• **WHAT NEEDS TO BE DONE**
Your answer must be the full listing below, repeated exactly.

• **DATA FOR PROCESSING**
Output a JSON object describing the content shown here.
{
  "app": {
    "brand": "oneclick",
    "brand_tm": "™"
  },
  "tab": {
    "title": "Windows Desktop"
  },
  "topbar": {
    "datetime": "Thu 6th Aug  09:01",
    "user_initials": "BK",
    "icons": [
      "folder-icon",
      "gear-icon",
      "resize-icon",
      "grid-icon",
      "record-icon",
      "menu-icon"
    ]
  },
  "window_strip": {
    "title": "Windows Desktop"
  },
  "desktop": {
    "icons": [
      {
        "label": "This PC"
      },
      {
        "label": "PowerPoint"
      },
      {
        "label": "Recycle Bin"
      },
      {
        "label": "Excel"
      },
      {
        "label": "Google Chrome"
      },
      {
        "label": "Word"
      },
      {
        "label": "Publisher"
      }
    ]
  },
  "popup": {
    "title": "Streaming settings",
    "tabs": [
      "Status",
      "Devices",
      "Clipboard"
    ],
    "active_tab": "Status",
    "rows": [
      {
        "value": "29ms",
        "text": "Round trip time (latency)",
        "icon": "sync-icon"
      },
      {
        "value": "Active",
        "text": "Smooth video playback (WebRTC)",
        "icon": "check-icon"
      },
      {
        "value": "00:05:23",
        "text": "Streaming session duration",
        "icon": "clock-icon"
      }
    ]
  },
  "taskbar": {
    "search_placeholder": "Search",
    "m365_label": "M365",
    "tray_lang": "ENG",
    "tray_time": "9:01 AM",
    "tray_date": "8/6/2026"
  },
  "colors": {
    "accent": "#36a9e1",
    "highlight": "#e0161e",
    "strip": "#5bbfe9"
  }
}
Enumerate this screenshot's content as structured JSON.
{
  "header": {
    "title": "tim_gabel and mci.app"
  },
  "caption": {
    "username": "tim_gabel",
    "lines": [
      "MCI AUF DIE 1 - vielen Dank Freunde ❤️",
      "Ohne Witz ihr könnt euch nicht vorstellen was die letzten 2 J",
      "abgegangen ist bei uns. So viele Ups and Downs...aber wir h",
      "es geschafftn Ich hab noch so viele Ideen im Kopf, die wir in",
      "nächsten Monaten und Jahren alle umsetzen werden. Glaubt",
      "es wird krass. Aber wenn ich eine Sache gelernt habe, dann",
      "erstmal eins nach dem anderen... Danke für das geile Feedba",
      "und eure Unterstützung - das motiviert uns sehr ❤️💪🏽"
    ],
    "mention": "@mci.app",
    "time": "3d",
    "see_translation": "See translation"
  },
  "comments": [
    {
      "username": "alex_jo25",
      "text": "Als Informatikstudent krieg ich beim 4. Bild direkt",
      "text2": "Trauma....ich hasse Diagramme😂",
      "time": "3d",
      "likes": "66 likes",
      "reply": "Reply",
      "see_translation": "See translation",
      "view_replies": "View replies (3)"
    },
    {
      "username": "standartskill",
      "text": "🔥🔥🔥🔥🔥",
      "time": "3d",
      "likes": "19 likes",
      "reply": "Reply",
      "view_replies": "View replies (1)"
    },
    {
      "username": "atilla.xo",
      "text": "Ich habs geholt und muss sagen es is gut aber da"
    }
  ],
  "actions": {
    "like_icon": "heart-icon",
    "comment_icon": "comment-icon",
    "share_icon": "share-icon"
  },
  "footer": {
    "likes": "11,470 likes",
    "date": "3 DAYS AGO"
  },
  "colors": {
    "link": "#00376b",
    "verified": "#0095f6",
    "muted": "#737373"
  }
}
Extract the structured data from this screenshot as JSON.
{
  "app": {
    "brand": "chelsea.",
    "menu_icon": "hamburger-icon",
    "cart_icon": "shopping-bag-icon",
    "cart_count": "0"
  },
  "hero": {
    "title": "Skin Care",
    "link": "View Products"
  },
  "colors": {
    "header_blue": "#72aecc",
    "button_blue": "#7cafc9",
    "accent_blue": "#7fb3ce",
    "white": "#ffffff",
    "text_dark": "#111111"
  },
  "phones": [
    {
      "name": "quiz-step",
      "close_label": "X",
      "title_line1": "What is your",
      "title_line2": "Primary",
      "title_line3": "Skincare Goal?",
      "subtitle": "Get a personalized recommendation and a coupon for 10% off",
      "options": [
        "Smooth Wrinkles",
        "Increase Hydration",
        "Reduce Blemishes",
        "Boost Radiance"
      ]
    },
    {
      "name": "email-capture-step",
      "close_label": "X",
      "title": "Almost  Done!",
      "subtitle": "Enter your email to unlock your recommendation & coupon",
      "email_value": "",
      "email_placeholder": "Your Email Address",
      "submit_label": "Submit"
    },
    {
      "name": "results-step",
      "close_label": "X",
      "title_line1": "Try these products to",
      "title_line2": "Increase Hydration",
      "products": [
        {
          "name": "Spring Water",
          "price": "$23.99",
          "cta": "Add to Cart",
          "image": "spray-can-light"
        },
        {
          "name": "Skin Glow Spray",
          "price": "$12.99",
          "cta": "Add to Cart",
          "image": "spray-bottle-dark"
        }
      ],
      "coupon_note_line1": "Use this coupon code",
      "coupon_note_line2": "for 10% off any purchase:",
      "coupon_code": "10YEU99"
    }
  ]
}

• **EXERCISE RESULT**
Output a JSON object describing the content shown here.
{
  "app": {
    "brand": "oneclick",
    "brand_tm": "™"
  },
  "tab": {
    "title": "Windows Desktop"
  },
  "topbar": {
    "datetime": "Thu 6th Aug  09:01",
    "user_initials": "BK",
    "icons": [
      "folder-icon",
      "gear-icon",
      "resize-icon",
      "grid-icon",
      "record-icon",
      "menu-icon"
    ]
  },
  "window_strip": {
    "title": "Windows Desktop"
  },
  "desktop": {
    "icons": [
      {
        "label": "This PC"
      },
      {
        "label": "PowerPoint"
      },
      {
        "label": "Recycle Bin"
      },
      {
        "label": "Excel"
      },
      {
        "label": "Google Chrome"
      },
      {
        "label": "Word"
      },
      {
        "label": "Publisher"
      }
    ]
  },
  "popup": {
    "title": "Streaming settings",
    "tabs": [
      "Status",
      "Devices",
      "Clipboard"
    ],
    "active_tab": "Status",
    "rows": [
      {
        "value": "29ms",
        "text": "Round trip time (latency)",
        "icon": "sync-icon"
      },
      {
        "value": "Active",
        "text": "Smooth video playback (WebRTC)",
        "icon": "check-icon"
      },
      {
        "value": "00:05:23",
        "text": "Streaming session duration",
        "icon": "clock-icon"
      }
    ]
  },
  "taskbar": {
    "search_placeholder": "Search",
    "m365_label": "M365",
    "tray_lang": "ENG",
    "tray_time": "9:01 AM",
    "tray_date": "8/6/2026"
  },
  "colors": {
    "accent": "#36a9e1",
    "highlight": "#e0161e",
    "strip": "#5bbfe9"
  }
}
Enumerate this screenshot's content as structured JSON.
{
  "header": {
    "title": "tim_gabel and mci.app"
  },
  "caption": {
    "username": "tim_gabel",
    "lines": [
      "MCI AUF DIE 1 - vielen Dank Freunde ❤️",
      "Ohne Witz ihr könnt euch nicht vorstellen was die letzten 2 J",
      "abgegangen ist bei uns. So viele Ups and Downs...aber wir h",
      "es geschafftn Ich hab noch so viele Ideen im Kopf, die wir in",
      "nächsten Monaten und Jahren alle umsetzen werden. Glaubt",
      "es wird krass. Aber wenn ich eine Sache gelernt habe, dann",
      "erstmal eins nach dem anderen... Danke für das geile Feedba",
      "und eure Unterstützung - das motiviert uns sehr ❤️💪🏽"
    ],
    "mention": "@mci.app",
    "time": "3d",
    "see_translation": "See translation"
  },
  "comments": [
    {
      "username": "alex_jo25",
      "text": "Als Informatikstudent krieg ich beim 4. Bild direkt",
      "text2": "Trauma....ich hasse Diagramme😂",
      "time": "3d",
      "likes": "66 likes",
      "reply": "Reply",
      "see_translation": "See translation",
      "view_replies": "View replies (3)"
    },
    {
      "username": "standartskill",
      "text": "🔥🔥🔥🔥🔥",
      "time": "3d",
      "likes": "19 likes",
      "reply": "Reply",
      "view_replies": "View replies (1)"
    },
    {
      "username": "atilla.xo",
      "text": "Ich habs geholt und muss sagen es is gut aber da"
    }
  ],
  "actions": {
    "like_icon": "heart-icon",
    "comment_icon": "comment-icon",
    "share_icon": "share-icon"
  },
  "footer": {
    "likes": "11,470 likes",
    "date": "3 DAYS AGO"
  },
  "colors": {
    "link": "#00376b",
    "verified": "#0095f6",
    "muted": "#737373"
  }
}
Extract the structured data from this screenshot as JSON.
{
  "app": {
    "brand": "chelsea.",
    "menu_icon": "hamburger-icon",
    "cart_icon": "shopping-bag-icon",
    "cart_count": "0"
  },
  "hero": {
    "title": "Skin Care",
    "link": "View Products"
  },
  "colors": {
    "header_blue": "#72aecc",
    "button_blue": "#7cafc9",
    "accent_blue": "#7fb3ce",
    "white": "#ffffff",
    "text_dark": "#111111"
  },
  "phones": [
    {
      "name": "quiz-step",
      "close_label": "X",
      "title_line1": "What is your",
      "title_line2": "Primary",
      "title_line3": "Skincare Goal?",
      "subtitle": "Get a personalized recommendation and a coupon for 10% off",
      "options": [
        "Smooth Wrinkles",
        "Increase Hydration",
        "Reduce Blemishes",
        "Boost Radiance"
      ]
    },
    {
      "name": "email-capture-step",
      "close_label": "X",
      "title": "Almost  Done!",
      "subtitle": "Enter your email to unlock your recommendation & coupon",
      "email_value": "",
      "email_placeholder": "Your Email Address",
      "submit_label": "Submit"
    },
    {
      "name": "results-step",
      "close_label": "X",
      "title_line1": "Try these products to",
      "title_line2": "Increase Hydration",
      "products": [
        {
          "name": "Spring Water",
          "price": "$23.99",
          "cta": "Add to Cart",
          "image": "spray-can-light"
        },
        {
          "name": "Skin Glow Spray",
          "price": "$12.99",
          "cta": "Add to Cart",
          "image": "spray-bottle-dark"
        }
      ],
      "coupon_note_line1": "Use this coupon code",
      "coupon_note_line2": "for 10% off any purchase:",
      "coupon_code": "10YEU99"
    }
  ]
}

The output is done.